━━ Source information

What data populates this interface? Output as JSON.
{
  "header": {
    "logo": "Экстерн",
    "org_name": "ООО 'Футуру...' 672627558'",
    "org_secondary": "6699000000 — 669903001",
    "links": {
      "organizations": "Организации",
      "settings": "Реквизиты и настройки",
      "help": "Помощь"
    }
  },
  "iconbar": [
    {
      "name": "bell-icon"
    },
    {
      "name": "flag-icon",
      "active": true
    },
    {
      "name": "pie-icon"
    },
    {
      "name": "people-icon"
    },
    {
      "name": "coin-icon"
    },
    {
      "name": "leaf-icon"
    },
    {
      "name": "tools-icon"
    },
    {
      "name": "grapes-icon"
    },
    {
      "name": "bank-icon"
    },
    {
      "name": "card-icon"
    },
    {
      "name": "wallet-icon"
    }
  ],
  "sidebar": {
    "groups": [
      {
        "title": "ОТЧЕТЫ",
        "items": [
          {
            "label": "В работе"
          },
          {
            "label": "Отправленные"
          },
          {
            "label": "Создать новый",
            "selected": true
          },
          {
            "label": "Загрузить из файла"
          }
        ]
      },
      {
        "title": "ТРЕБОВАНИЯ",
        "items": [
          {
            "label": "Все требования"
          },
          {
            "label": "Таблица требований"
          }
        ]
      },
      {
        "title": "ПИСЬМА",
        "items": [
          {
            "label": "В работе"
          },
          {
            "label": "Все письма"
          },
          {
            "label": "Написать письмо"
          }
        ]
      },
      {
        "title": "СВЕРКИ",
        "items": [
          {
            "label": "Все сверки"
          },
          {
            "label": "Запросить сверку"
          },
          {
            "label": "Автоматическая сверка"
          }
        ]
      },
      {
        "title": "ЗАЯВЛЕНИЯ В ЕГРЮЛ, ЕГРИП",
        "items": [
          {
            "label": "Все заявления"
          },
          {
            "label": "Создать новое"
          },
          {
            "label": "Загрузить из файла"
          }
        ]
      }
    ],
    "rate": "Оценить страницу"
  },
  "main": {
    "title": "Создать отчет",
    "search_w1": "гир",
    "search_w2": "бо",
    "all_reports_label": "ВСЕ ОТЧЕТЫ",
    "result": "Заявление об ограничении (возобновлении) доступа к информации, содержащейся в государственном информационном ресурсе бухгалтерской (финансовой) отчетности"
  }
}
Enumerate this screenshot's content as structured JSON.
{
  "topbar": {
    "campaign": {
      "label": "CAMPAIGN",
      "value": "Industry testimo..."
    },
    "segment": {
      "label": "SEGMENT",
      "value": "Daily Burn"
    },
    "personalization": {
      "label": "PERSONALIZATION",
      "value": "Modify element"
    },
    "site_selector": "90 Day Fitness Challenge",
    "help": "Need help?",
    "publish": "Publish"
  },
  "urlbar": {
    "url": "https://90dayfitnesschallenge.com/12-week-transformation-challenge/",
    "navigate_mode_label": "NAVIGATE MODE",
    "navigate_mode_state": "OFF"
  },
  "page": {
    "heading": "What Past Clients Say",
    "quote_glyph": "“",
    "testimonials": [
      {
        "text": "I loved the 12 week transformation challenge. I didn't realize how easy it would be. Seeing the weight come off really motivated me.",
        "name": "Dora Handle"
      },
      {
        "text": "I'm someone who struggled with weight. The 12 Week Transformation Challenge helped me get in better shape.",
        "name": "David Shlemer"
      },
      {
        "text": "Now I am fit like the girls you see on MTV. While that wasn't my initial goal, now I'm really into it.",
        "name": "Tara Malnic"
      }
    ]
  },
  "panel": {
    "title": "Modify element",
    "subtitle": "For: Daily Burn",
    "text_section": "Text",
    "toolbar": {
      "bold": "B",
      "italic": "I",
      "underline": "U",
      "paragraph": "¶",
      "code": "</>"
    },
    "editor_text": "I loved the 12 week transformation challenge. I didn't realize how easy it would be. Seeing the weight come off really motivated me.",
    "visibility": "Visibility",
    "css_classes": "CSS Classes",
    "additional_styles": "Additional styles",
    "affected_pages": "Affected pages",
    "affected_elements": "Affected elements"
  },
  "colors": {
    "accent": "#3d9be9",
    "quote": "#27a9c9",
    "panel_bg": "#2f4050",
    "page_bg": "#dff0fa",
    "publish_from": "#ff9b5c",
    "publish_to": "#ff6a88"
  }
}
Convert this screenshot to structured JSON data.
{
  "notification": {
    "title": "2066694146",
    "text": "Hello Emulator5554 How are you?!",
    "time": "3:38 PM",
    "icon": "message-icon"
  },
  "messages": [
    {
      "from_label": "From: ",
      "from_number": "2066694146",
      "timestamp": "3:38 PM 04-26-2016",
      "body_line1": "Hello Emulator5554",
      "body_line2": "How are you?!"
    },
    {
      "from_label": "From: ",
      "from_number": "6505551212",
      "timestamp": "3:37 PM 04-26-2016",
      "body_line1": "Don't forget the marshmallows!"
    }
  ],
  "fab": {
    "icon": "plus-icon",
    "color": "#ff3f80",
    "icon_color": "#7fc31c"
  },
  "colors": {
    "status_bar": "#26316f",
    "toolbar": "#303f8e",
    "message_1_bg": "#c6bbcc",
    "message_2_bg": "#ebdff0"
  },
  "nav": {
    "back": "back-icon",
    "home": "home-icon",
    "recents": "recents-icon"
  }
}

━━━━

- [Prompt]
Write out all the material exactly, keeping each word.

- [Exercise result]
What data populates this interface? Output as JSON.
{
  "header": {
    "logo": "Экстерн",
    "org_name": "ООО 'Футуру...' 672627558'",
    "org_secondary": "6699000000 — 669903001",
    "links": {
      "organizations": "Организации",
      "settings": "Реквизиты и настройки",
      "help": "Помощь"
    }
  },
  "iconbar": [
    {
      "name": "bell-icon"
    },
    {
      "name": "flag-icon",
      "active": true
    },
    {
      "name": "pie-icon"
    },
    {
      "name": "people-icon"
    },
    {
      "name": "coin-icon"
    },
    {
      "name": "leaf-icon"
    },
    {
      "name": "tools-icon"
    },
    {
      "name": "grapes-icon"
    },
    {
      "name": "bank-icon"
    },
    {
      "name": "card-icon"
    },
    {
      "name": "wallet-icon"
    }
  ],
  "sidebar": {
    "groups": [
      {
        "title": "ОТЧЕТЫ",
        "items": [
          {
            "label": "В работе"
          },
          {
            "label": "Отправленные"
          },
          {
            "label": "Создать новый",
            "selected": true
          },
          {
            "label": "Загрузить из файла"
          }
        ]
      },
      {
        "title": "ТРЕБОВАНИЯ",
        "items": [
          {
            "label": "Все требования"
          },
          {
            "label": "Таблица требований"
          }
        ]
      },
      {
        "title": "ПИСЬМА",
        "items": [
          {
            "label": "В работе"
          },
          {
            "label": "Все письма"
          },
          {
            "label": "Написать письмо"
          }
        ]
      },
      {
        "title": "СВЕРКИ",
        "items": [
          {
            "label": "Все сверки"
          },
          {
            "label": "Запросить сверку"
          },
          {
            "label": "Автоматическая сверка"
          }
        ]
      },
      {
        "title": "ЗАЯВЛЕНИЯ В ЕГРЮЛ, ЕГРИП",
        "items": [
          {
            "label": "Все заявления"
          },
          {
            "label": "Создать новое"
          },
          {
            "label": "Загрузить из файла"
          }
        ]
      }
    ],
    "rate": "Оценить страницу"
  },
  "main": {
    "title": "Создать отчет",
    "search_w1": "гир",
    "search_w2": "бо",
    "all_reports_label": "ВСЕ ОТЧЕТЫ",
    "result": "Заявление об ограничении (возобновлении) доступа к информации, содержащейся в государственном информационном ресурсе бухгалтерской (финансовой) отчетности"
  }
}
Enumerate this screenshot's content as structured JSON.
{
  "topbar": {
    "campaign": {
      "label": "CAMPAIGN",
      "value": "Industry testimo..."
    },
    "segment": {
      "label": "SEGMENT",
      "value": "Daily Burn"
    },
    "personalization": {
      "label": "PERSONALIZATION",
      "value": "Modify element"
    },
    "site_selector": "90 Day Fitness Challenge",
    "help": "Need help?",
    "publish": "Publish"
  },
  "urlbar": {
    "url": "https://90dayfitnesschallenge.com/12-week-transformation-challenge/",
    "navigate_mode_label": "NAVIGATE MODE",
    "navigate_mode_state": "OFF"
  },
  "page": {
    "heading": "What Past Clients Say",
    "quote_glyph": "“",
    "testimonials": [
      {
        "text": "I loved the 12 week transformation challenge. I didn't realize how easy it would be. Seeing the weight come off really motivated me.",
        "name": "Dora Handle"
      },
      {
        "text": "I'm someone who struggled with weight. The 12 Week Transformation Challenge helped me get in better shape.",
        "name": "David Shlemer"
      },
      {
        "text": "Now I am fit like the girls you see on MTV. While that wasn't my initial goal, now I'm really into it.",
        "name": "Tara Malnic"
      }
    ]
  },
  "panel": {
    "title": "Modify element",
    "subtitle": "For: Daily Burn",
    "text_section": "Text",
    "toolbar": {
      "bold": "B",
      "italic": "I",
      "underline": "U",
      "paragraph": "¶",
      "code": "</>"
    },
    "editor_text": "I loved the 12 week transformation challenge. I didn't realize how easy it would be. Seeing the weight come off really motivated me.",
    "visibility": "Visibility",
    "css_classes": "CSS Classes",
    "additional_styles": "Additional styles",
    "affected_pages": "Affected pages",
    "affected_elements": "Affected elements"
  },
  "colors": {
    "accent": "#3d9be9",
    "quote": "#27a9c9",
    "panel_bg": "#2f4050",
    "page_bg": "#dff0fa",
    "publish_from": "#ff9b5c",
    "publish_to": "#ff6a88"
  }
}
Convert this screenshot to structured JSON data.
{
  "notification": {
    "title": "2066694146",
    "text": "Hello Emulator5554 How are you?!",
    "time": "3:38 PM",
    "icon": "message-icon"
  },
  "messages": [
    {
      "from_label": "From: ",
      "from_number": "2066694146",
      "timestamp": "3:38 PM 04-26-2016",
      "body_line1": "Hello Emulator5554",
      "body_line2": "How are you?!"
    },
    {
      "from_label": "From: ",
      "from_number": "6505551212",
      "timestamp": "3:37 PM 04-26-2016",
      "body_line1": "Don't forget the marshmallows!"
    }
  ],
  "fab": {
    "icon": "plus-icon",
    "color": "#ff3f80",
    "icon_color": "#7fc31c"
  },
  "colors": {
    "status_bar": "#26316f",
    "toolbar": "#303f8e",
    "message_1_bg": "#c6bbcc",
    "message_2_bg": "#ebdff0"
  },
  "nav": {
    "back": "back-icon",
    "home": "home-icon",
    "recents": "recents-icon"
  }
}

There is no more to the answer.